── Entries supplied ──

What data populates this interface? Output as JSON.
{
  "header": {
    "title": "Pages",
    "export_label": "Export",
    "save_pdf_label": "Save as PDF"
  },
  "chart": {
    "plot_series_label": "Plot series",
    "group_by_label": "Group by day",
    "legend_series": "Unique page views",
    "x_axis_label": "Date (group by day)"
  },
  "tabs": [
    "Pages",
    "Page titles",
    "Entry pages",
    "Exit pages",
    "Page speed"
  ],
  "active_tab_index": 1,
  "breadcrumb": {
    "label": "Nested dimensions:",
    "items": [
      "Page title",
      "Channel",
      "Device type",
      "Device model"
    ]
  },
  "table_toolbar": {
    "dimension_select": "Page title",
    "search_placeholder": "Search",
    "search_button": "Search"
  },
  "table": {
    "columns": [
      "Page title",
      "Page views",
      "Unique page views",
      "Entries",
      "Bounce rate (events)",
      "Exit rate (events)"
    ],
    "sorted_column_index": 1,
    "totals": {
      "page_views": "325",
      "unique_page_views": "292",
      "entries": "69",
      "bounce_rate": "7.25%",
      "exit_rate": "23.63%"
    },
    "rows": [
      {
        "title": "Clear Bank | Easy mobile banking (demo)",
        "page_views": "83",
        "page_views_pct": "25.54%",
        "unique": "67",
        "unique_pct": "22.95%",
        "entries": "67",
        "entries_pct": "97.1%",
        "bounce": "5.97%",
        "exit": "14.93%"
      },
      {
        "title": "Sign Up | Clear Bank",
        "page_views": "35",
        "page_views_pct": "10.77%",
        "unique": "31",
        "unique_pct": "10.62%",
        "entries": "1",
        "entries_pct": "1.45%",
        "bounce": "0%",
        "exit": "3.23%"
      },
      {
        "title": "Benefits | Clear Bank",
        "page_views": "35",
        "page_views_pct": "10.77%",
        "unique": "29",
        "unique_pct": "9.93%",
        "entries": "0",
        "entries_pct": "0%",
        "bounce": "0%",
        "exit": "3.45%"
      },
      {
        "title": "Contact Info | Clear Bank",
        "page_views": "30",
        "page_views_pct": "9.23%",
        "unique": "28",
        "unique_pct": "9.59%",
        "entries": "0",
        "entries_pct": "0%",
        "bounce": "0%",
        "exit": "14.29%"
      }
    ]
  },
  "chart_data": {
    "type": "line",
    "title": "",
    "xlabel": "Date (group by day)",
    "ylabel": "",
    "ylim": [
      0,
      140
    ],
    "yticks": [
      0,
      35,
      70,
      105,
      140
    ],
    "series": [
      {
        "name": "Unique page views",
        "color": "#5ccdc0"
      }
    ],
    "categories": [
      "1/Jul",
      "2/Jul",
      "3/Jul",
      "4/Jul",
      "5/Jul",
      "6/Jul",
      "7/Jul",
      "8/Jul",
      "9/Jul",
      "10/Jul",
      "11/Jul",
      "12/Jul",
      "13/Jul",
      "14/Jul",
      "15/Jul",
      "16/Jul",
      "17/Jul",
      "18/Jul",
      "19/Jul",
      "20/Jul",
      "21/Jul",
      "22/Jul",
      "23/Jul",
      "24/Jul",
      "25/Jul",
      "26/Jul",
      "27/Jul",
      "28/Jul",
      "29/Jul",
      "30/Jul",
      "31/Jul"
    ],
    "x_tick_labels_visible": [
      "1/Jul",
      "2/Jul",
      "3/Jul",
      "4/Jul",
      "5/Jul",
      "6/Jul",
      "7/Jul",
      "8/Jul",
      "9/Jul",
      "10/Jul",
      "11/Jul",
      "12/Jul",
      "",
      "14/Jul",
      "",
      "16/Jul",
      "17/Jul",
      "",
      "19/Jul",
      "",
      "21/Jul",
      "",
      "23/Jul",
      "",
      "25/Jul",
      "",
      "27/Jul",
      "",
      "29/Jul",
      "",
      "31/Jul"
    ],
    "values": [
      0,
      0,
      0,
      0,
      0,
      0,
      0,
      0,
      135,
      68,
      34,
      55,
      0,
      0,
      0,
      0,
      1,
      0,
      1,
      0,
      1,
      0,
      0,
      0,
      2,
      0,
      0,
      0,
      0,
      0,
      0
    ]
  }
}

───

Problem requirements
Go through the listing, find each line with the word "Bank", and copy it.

Written solution
        "title": "Clear Bank | Easy mobile banking (demo)",
        "title": "Sign Up | Clear Bank",
        "title": "Benefits | Clear Bank",
        "title": "Contact Info | Clear Bank",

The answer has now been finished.